Waiting for the Future: Guggenheim Abu Dhabi launches digital talks programme

Continuing its online initiatives, the museum will host a series of sessions by notable artists

Following the launch of its virtual programme In the Studio in July, Guggenheim Abu Dhabi continues its online initiatives with Waiting for the Future, a series of digital talks with renowned artists.

The programme’s sessions were developed as a bridge between artists and audiences, opening up ways in which visitors can reflect and connect with art despite the pandemic. In them, the museum’s curators will have in-depth discussions with artists whose works are part of Guggenheim Abu Dhabi’s permanent collection.

Featured names include Japanese artist Mariko Mori, visual artist YZ Kami and performance artists Selma and Sofiane Ouissi, all of whom are tied together by practices that investigate notions of transcendence and spirituality.

“Waiting for the Future is a unique programme that offers moments of reflection, connection and togetherness during a time of change and uncertainty,” said Maisa Al Qassimi, senior project manager of Guggenheim Abu Dhabi, in a statement.

“These sessions are a valuable addition to our public programming offering, which aims to both introduce engaging and poetic art from the Guggenheim Abu Dhabi permanent collection to the public. Anyone with an interest in the arts will certainly enjoy and benefit from what are sure to be inspiring conversations and performances.”

Mori, whose artistic career began in the 1990s, works across video, photography, sculpture and installation. She amalgamates the imagery of pop culture, technology, religion and animation in her works.

Speaking with Alexandra Munroe, director of curatorial affairs at Guggenheim Abu Dhabi, on Tuesday, October 13, Mori described the ideas and process behind her 1996 series Esoteric Cosmos, fantastical large-scale photographs that feature the artist herself. Dressed in traditional and elaborate wear, she appears in various realistic landscapes seemingly inhabited with anime-style characters.

Mori said each photograph in the series represents the natural elements – wind, fire, water and earth. The idea borrows from the mandala, a geometric spiritual symbol used in eastern religions.

Her image Pure Land, which is part of Guggenheim Abu Dhabi's collection, features Mori afloat above a tranquil landscape surrounded by animated creatures. The image draws from Buddhist art while infusing it with Japanese pop culture references.

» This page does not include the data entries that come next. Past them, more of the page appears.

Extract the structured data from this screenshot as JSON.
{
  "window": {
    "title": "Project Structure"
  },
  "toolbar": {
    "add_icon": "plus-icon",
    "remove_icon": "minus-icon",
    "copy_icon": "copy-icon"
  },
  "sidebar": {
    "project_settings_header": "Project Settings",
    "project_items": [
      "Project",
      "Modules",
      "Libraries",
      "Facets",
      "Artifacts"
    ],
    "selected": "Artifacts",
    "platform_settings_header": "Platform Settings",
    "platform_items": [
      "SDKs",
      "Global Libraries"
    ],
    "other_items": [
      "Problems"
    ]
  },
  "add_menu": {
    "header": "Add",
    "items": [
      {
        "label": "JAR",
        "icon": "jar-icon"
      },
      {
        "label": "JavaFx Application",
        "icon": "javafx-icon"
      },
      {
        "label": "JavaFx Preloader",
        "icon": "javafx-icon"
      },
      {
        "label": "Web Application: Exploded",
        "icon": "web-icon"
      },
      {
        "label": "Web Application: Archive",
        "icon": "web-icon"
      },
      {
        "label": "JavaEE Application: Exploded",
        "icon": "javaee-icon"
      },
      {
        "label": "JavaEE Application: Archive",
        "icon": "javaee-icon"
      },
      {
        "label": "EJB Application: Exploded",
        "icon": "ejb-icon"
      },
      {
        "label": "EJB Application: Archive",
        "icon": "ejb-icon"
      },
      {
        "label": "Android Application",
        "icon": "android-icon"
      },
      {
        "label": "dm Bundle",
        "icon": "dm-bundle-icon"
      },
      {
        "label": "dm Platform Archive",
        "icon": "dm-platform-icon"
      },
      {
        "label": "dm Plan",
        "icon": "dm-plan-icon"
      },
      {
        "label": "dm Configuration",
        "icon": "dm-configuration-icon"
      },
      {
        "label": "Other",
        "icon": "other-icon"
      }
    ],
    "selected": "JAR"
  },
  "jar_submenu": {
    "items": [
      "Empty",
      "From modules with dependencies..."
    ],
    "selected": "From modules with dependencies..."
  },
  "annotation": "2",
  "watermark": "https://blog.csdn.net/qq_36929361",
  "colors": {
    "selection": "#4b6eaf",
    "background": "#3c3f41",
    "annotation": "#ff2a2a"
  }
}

Through the works, Mori said that she wanted to explore “the power of nature”, adding “I wanted to physically experience the mind of a bodhisattva ... I wanted to produce something that was connected to the future. I wanted to make this idea alive, not just left behind in history."

On Tuesday, October 20, curator Sasha Kalter-Wasserman, will speak to Iranian-American artist Y Z Kami about his artistic approach and his work Endless Prayers XIII (2008), an intricate geometric collage on linen. The piece shows a large concentric circle comprised of cut-up printed prayers. Kami will also detail the sacred texts, religious architecture and Sufi practices that have influenced his work.

The programme will end with an online performance by the Ouissi siblings on Tuesday, November 24. The two live and work between Tunis and Paris. Their performance Wejdan will explore ideas of identity and community.

The talks and performance will be available on Abu Dhabi Culture's YouTube Channel.